The European Museum, begun in April 1789, was an institution in King Street, which offered paintings for sale by private contract, and was open for public exhibition all year round. New consignments were taken for the duration of a year, and accepted every Monday. Sales listings were updated continuously and the infrequently published sales catalogues were very quickly out of date. Records of the institution’s actual transactions are limited and there is no indication of where the View of Avignon went after 1810.  The painting disappeared from public records until 1954 when it was rediscovered in the collection of the late Brightric Gofton Hutton Gee at Curraghen, Chew Magna. Gee was not a major collector and how it came into his possession is unknown.  A collector named “Gee” was buying in the London salerooms in the first decade of the 19th century and he is probably the same “Gee” who was active in the sale of paintings belonging to Bristol iron founder John Gibbons (1777-1851) on 7 October 1820.  Although the title page is lacking from the only extant copy of this catalogue it is likely that the sale took place in Bristol and “Gee” is listed as a buyer of five lots, including lot 46, A Shipwreck by Claude Joseph Vernet, for which he paid £105.  Although there is no proven link between this "Gee" and Brightric Gofton Hutton Gee it is interesting to note a collector by the same name, in the Bristol area, with a taste for Vernet, buying in the same period as the View of Avignon was on the London art market.  The 1954 sale was the only time the painting was exhibited in public in the last 200 years and the importance of its re-emergence today cannot be overstated.

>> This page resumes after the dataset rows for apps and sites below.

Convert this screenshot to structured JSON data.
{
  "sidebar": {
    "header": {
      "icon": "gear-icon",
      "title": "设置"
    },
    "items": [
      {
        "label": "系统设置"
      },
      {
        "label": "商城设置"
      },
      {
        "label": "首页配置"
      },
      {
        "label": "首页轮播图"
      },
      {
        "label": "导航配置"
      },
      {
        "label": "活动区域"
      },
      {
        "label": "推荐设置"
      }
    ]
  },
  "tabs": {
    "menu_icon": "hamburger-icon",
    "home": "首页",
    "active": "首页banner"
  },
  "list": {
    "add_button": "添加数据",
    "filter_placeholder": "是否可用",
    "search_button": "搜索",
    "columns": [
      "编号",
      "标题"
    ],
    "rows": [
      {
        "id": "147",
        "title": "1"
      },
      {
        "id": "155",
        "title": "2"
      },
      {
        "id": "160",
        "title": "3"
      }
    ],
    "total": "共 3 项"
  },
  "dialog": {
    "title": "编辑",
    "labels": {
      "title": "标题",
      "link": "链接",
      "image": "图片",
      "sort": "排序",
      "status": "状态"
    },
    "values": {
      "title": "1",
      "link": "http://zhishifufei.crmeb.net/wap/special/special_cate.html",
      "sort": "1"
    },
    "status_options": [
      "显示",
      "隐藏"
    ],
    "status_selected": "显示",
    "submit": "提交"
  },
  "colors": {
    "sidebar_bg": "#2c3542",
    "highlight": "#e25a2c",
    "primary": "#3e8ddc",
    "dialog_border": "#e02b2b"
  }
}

1. The painting appears to have gone unsold in May 1806 and is again listed on 29 December 1806, lot 1738, 4 July 1807, lot 59, and 26 May 1810, lot 53. In 1807, and again in 1810, the painting was consigned by a W. Smith. See B. Fredericksen, ed., The Index of Paintings Sold in the British Isles during the Nineteenth Century, vol. 2, Oxford 1990, part 2, pp. 1052, 1053, 1056.
2. G. Briganti, The View Painters of Europe, London 1970, p. 280.
3. P. Conisbee, in The Grove Dictionary of Art, London 1996, p. 331.
4. Published in L. Lagrange, Joseph Vernet et la peinture au XVIIIe siècle, Paris 1864.
5. All three are in the Louvre, Paris. See L. Manoeuvre and E. Rieth, Joseph Vernet. Les Ports de France, Paris 1994, pp. 21, 24, 25.
6. See Lagrange, op. cit., 1864.
7. Three of this series are in the Louvre, Paris and twelve are in the Musée national de la Marine, see Manoeuvre and Rieth, op. cit., pp. 43-145.
8. P. Conisbee in Claude-Joseph Vernet, exhibition catalogue, London 1976, under no. 22.
9. Manoeuvre and Rieth, op. cit., p. 41.
10. Lagrange, op. cit., p. 82.
11. Journal, published in ibid., p. 283.
12. The bridge is commemorated in the famous song “Sur le Pont d’Avignon."
13. H.W. Janson comp., Catalogues of the Paris Salon. 1673-1881, London 1977, p. 17, no. 67.
14. Martini dedicated the print to the Prince of Asturias, the future Carlos IV, as a tribute to his recent request for a pair of paintings by Vernet. Conisbee in Claude-Joseph Vernet, exhibition catalogue, 1976, no. 85.
15. G.W. Lundberg, ‘Le graver suédois Pierre-Gustave Floding à Paris et sa correspondance’ in AFF, Novelle Period, vol. XVII, 1932, p. 277.
16. Listed in B. Fredericksen, ed., The Index of Paintings Sold in the British Isles during the Nineteenth Century, vol. 2, Oxford 1990, part 2, p. 1052, and again, p. 1053, 1056.
17. Fredericksen, op. cit., pp. 1053, 1056.